Using a smartphone and a paper funnel, researchers from the University of Washington have created a system that can detect fluid in the middle ear, which causes ear infections. According to a new study published by the Science Translational Medicine journal, the smartphone-based machine learning algorithm app can be used to identify pediatric patients with the condition.
Authors of the study said this this system could be a new tool for rural communities and lead to reduced costs.
“Given the ubiquity of smartphones, the system we describe may have clinically relevant applications in developing countries and rural communities where smartphone availability is rapidly growing, in primary care settings as an adjunct to visual otoscopy, or for home screening by parents as a platform to reduce health care cost,” the authors of the study wrote.
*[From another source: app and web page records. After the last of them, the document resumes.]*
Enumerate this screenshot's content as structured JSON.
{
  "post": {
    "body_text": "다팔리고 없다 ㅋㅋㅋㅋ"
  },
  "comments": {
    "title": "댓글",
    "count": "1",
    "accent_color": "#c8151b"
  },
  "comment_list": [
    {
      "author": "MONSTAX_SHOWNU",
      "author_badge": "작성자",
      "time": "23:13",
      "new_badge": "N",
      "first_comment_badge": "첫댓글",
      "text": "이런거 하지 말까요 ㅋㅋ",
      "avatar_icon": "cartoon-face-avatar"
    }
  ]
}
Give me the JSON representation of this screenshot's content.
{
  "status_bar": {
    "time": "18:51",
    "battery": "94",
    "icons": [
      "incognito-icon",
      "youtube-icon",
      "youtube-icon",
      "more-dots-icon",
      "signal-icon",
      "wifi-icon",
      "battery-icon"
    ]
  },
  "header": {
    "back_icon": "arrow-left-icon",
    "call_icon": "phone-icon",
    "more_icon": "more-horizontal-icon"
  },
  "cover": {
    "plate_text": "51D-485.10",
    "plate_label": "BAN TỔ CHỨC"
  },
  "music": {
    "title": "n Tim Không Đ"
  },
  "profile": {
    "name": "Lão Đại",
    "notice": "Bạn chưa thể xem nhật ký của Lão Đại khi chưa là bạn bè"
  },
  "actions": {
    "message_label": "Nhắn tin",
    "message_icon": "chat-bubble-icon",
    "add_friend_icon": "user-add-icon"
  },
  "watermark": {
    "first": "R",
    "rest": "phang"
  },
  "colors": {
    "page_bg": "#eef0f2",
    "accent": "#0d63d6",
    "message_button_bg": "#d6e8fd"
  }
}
Through the smartphone’s speakers, the app sends a “soft acoustic chirp in to the ear canal.” The system then employs a machine learning model that is able to “classify these reflections and predict middle ear fluid status.”
“It’s like tapping a wine glass,” Justin Chan, a doctoral student in the Allen School and first author of the paper, told the University of Washington’s in-house news publication. “Depending on how much liquid is in it, you get different sounds. Using machine learning on these sounds, we can detect the presence of liquid.”
Researchers found that the system was able to detect middle ear fluid with 85% sensitivity and 82% specificity.
The study also found that parents were able to use the system with the same level of accuracy as providers.
HOW IT WAS DONE
Researchers examined the tool among two different cohorts of patients. The first was comprised pediatric patients aged 18 months to 17 years. The second cohort used children under the age of 18 months.
In the first cohort, researchers looked at the ears of 53 patients. Approximately half of the patients were having ear tube surgery, associated with inner ear fluid. The other half were at the hospital for a different non-ear related surgery. A clinician tested patients using both the new system and the commercial acoustics reflectometry hardware. In the second cohort researchers looked at 15 ears of younger children.
In addition to clinicians testing children, 25 non-clinical caregivers and parents used the technology.
WHAT'S THE BACKGROUND
Smartphones paired with an artificial intelligence or machine learning algorithm are becoming a popular way to detect certain conditions. The technology isn’t just used for ears but has also been used in detecting dermatological and ophthalmological conditions as well as other health-related issues.
For example, researchers at the Medras Diabetes Research Foundation determined that a smartphone-based device called Remido ‘Fundus on phone’, along with AI software, had a high sensitivity for detecting diabetic retinopathy and sight-threatening diabetic retinopathy.
Industry players have predicted that AI combined with smartphone technology could be key in helping to detect common conditions.
“We are not going to get to the point where all medical diagnoses are not requiring backup,” Dr. Eric Topol, founder and director of Scripps Research Translational Institute and professor at Scripps Research, said at the GPU Technology Conference in March. “But we may get to a point with certain things like a sore throat or ear infections or a skin rash can be done completely algorithmically — both the diagnosis and the recommendations for treatment.”
ON THE RECORD
“Fluid behind the eardrum is so common in children that there’s a direct need for an accessible and accurate screening tool that can be used at home or in clinical settings,” Dr. Sharat Raju, a surgical resident at UW School of Medicineand coauthor of the study, told the university’s in-house communications team. “If parents could use a piece of hardware they already have to do a quick physical exam that can say ‘Your child most likely doesn’t have ear fluid’ or ‘Your child likely has ear fluid, you should make an appointment with your pediatrician,’ that would be huge.”